  • Squarespace: Enter offer code DIFFS at checkout to get 10% off your first purchase.
  • HelpSpot: The most comprehensive and flexible help desk software around. Get 10% off with the code DIFFS.
  • The Nuisance Committee: Please stay tuned after the show for a special message about the 2016 election.

Stream this episode

Download: MP3 (72.99 MB)

Links and Show Notes

This week, John and Merlin reminisce about the Flowbee, sea monkeys, and the alternately disappointing and satisfying quality of the action figures in their youth. Merlin briefly impersonates Dan Moren and shares that his iPhone activation problems were not unique. John conclusively demonstrates the mini ways that Merlin can’t hear himself pronouncing everything wrong and bemoans the travails of jumbled Contacts syncing.

Is coffee killing us, saving us, or what exactly is the deal here?
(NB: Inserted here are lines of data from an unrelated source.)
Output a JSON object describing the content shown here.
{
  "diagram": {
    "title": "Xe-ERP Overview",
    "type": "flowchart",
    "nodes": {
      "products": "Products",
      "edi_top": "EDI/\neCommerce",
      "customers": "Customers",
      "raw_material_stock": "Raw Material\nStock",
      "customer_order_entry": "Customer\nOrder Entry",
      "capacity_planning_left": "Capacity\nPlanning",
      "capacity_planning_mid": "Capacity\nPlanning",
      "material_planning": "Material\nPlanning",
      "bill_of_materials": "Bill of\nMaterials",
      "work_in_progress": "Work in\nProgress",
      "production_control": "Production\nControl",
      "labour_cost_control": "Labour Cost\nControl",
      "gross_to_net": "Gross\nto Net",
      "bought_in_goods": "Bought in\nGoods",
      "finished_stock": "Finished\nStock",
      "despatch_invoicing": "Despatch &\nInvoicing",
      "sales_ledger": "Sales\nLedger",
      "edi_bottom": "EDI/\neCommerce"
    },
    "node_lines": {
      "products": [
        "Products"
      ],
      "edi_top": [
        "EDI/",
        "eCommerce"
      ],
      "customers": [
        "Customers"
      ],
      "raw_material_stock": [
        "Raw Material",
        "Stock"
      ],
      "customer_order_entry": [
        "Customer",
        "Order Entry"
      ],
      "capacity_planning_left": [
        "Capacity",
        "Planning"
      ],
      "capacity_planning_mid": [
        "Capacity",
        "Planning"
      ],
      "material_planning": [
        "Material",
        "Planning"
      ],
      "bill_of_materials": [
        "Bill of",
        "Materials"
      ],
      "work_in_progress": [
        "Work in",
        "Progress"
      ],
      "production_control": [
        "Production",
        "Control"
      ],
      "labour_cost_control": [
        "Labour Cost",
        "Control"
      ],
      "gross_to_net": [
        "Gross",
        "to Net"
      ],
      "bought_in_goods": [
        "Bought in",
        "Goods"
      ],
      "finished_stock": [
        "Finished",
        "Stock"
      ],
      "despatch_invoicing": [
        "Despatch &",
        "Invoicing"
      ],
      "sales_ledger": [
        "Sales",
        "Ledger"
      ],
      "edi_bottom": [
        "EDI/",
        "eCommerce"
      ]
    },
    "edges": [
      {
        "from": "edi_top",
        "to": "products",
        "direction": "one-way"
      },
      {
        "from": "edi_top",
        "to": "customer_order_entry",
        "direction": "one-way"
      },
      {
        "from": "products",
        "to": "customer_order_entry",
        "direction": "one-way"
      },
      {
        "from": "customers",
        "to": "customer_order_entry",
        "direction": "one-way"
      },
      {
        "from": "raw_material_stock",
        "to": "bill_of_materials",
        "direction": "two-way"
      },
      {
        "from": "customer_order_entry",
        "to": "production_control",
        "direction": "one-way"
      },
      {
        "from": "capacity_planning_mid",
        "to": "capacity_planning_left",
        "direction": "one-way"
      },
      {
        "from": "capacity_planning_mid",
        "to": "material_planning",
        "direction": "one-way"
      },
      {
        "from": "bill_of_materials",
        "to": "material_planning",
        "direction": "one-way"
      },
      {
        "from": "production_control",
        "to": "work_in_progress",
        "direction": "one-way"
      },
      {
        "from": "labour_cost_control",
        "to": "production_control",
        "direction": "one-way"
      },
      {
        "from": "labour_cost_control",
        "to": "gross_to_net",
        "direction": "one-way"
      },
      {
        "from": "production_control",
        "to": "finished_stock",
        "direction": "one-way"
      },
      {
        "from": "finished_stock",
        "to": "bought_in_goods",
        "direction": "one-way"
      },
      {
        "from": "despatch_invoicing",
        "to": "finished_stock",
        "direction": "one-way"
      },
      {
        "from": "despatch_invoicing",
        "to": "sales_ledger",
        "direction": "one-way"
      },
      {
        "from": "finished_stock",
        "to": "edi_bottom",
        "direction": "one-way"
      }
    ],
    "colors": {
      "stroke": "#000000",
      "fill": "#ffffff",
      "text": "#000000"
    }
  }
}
Your hosts consider the times when it’s useful to question reality, and John still has concerns about smoking.

They read and discuss Sylvester Stallone’s mail.

(Recorded on Tuesday, October 11, 2016)

Flowbee - Wikipedia
Kenner Luke Skywalker Action Figure
Kenner Toys - Boba Fett Large Size Action Figure
The Vintage Vault: Death Star Playset
Users Report Some iPhone 7 and 6s Models Activation Locked With Wrong Apple IDs - Mac Rumors

An increasing number of iPhone users are experiencing an Activation Lock issue in which the device is linked to an Apple ID email address that does not belong to them, according to crowdsourced information from MacRumors and Twitter.

Odds are we're living in a simulation, says Elon Musk - The Verge

"There's a billion to one chance we're living in base reality," Elon Musk said tonight on stage at Recode's Code Conference, meaning that one of the most influential and powerful figures in tech thinks that it's overwhelmingly likely we're just characters living inside a simulation.

I Don’t Want to Be Right - The New Yorker
This is Not a Conspiracy Theory
Fermi paradox - Wikipedia, the free encyclopedia
Dr. John Ioannidis Exposes the Bad Science of Colleagues - The Atlantic
Truth Tobacco Industry Documents
fqnx0045 - [Re: Stallone Tobacco Use Agreement] - Truth Tobacco Industry Documents
F***ing Magnets, How Do They Work? | Know Your Meme
MMR vaccine controversy - Wikipedia, the free encyclopedia
Power Poses Co-author: I Don't Think Power Poses Are Real -- Science of Us
The Filedrawer Problem -
1977 Dannon Yogurt Commercials "Georgians Over 100" - YouTube
Lincoln–Kennedy coincidences urban legend - Wikipedia, the free encyclopedia
Spurious Correlations
Fixed points: antipodes on the globe with the same temperature and pressure
Monty Hall problem - Wikipedia, the free encyclopedia
Longitudinal study - Wikipedia, the free encyclopedia
Data dredging - Wikipedia, the free encyclopedia
Post hoc analysis - Wikipedia, the free encyclopedia
Brattoo Propaganda Software - Products
Backfire effect - RationalWiki
The Backfire Effect – You Are Not So Smart
Maladroite Cheval. on Vimeo

AKA "Humanity Horse"

There are always two opposite points on the Earth with the same temperature - YouTube
Intermediate value theorem - Wikipedia

In mathematical analysis, the intermediate value theorem states that if a continuous function, f, with an interval, [a, b], as its domain, takes values f(a) and f(b) at each end of the interval, then it also takes any value between f(a) and f(b) at some point within the interval.